**Exercise directions**
Read the data and repeat it in full, exactly.

**Records for the task**

>>>>

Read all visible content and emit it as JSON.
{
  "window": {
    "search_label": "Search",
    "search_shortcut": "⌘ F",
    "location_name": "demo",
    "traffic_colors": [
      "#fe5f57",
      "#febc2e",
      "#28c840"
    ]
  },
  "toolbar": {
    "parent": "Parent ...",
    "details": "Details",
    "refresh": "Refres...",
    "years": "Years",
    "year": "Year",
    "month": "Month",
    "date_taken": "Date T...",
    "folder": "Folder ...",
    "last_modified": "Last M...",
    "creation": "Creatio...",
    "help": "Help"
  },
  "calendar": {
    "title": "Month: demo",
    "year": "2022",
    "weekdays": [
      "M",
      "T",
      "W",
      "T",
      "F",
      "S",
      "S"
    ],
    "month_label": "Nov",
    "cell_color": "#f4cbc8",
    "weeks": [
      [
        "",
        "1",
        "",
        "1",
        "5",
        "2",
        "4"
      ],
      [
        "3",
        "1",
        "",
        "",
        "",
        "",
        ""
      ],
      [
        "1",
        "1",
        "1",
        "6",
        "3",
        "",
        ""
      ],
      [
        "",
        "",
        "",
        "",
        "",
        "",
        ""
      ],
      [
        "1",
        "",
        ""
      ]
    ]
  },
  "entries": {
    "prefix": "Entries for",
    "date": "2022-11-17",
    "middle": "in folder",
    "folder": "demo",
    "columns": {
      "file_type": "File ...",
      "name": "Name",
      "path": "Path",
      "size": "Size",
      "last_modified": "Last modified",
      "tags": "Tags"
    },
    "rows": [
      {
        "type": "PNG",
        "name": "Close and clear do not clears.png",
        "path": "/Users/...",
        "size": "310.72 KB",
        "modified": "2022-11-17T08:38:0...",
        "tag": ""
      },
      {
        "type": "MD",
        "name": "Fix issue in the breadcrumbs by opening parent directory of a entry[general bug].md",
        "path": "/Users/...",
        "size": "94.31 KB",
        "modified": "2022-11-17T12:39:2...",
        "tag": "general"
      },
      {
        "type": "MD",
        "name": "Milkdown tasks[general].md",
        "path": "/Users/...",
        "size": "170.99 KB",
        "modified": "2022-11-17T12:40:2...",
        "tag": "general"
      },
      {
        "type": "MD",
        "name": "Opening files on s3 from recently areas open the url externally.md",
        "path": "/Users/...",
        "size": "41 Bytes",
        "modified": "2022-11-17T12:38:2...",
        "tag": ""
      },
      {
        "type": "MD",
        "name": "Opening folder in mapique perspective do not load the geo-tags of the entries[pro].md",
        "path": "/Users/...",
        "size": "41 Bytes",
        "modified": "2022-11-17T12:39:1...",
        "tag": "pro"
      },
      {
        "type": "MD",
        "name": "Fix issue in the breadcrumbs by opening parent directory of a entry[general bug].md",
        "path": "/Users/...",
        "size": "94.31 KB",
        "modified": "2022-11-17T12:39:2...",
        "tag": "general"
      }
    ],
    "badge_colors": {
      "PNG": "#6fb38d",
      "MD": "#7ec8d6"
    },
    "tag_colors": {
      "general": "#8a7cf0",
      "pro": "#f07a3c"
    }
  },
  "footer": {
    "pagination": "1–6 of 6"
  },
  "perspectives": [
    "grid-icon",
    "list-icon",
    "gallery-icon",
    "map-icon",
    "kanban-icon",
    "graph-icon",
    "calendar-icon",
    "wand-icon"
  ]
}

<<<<

**Answer for this exercise**
Read all visible content and emit it as JSON.
{
  "window": {
    "search_label": "Search",
    "search_shortcut": "⌘ F",
    "location_name": "demo",
    "traffic_colors": [
      "#fe5f57",
      "#febc2e",
      "#28c840"
    ]
  },
  "toolbar": {
    "parent": "Parent ...",
    "details": "Details",
    "refresh": "Refres...",
    "years": "Years",
    "year": "Year",
    "month": "Month",
    "date_taken": "Date T...",
    "folder": "Folder ...",
    "last_modified": "Last M...",
    "creation": "Creatio...",
    "help": "Help"
  },
  "calendar": {
    "title": "Month: demo",
    "year": "2022",
    "weekdays": [
      "M",
      "T",
      "W",
      "T",
      "F",
      "S",
      "S"
    ],
    "month_label": "Nov",
    "cell_color": "#f4cbc8",
    "weeks": [
      [
        "",
        "1",
        "",
        "1",
        "5",
        "2",
        "4"
      ],
      [
        "3",
        "1",
        "",
        "",
        "",
        "",
        ""
      ],
      [
        "1",
        "1",
        "1",
        "6",
        "3",
        "",
        ""
      ],
      [
        "",
        "",
        "",
        "",
        "",
        "",
        ""
      ],
      [
        "1",
        "",
        ""
      ]
    ]
  },
  "entries": {
    "prefix": "Entries for",
    "date": "2022-11-17",
    "middle": "in folder",
    "folder": "demo",
    "columns": {
      "file_type": "File ...",
      "name": "Name",
      "path": "Path",
      "size": "Size",
      "last_modified": "Last modified",
      "tags": "Tags"
    },
    "rows": [
      {
        "type": "PNG",
        "name": "Close and clear do not clears.png",
        "path": "/Users/...",
        "size": "310.72 KB",
        "modified": "2022-11-17T08:38:0...",
        "tag": ""
      },
      {
        "type": "MD",
        "name": "Fix issue in the breadcrumbs by opening parent directory of a entry[general bug].md",
        "path": "/Users/...",
        "size": "94.31 KB",
        "modified": "2022-11-17T12:39:2...",
        "tag": "general"
      },
      {
        "type": "MD",
        "name": "Milkdown tasks[general].md",
        "path": "/Users/...",
        "size": "170.99 KB",
        "modified": "2022-11-17T12:40:2...",
        "tag": "general"
      },
      {
        "type": "MD",
        "name": "Opening files on s3 from recently areas open the url externally.md",
        "path": "/Users/...",
        "size": "41 Bytes",
        "modified": "2022-11-17T12:38:2...",
        "tag": ""
      },
      {
        "type": "MD",
        "name": "Opening folder in mapique perspective do not load the geo-tags of the entries[pro].md",
        "path": "/Users/...",
        "size": "41 Bytes",
        "modified": "2022-11-17T12:39:1...",
        "tag": "pro"
      },
      {
        "type": "MD",
        "name": "Fix issue in the breadcrumbs by opening parent directory of a entry[general bug].md",
        "path": "/Users/...",
        "size": "94.31 KB",
        "modified": "2022-11-17T12:39:2...",
        "tag": "general"
      }
    ],
    "badge_colors": {
      "PNG": "#6fb38d",
      "MD": "#7ec8d6"
    },
    "tag_colors": {
      "general": "#8a7cf0",
      "pro": "#f07a3c"
    }
  },
  "footer": {
    "pagination": "1–6 of 6"
  },
  "perspectives": [
    "grid-icon",
    "list-icon",
    "gallery-icon",
    "map-icon",
    "kanban-icon",
    "graph-icon",
    "calendar-icon",
    "wand-icon"
  ]
}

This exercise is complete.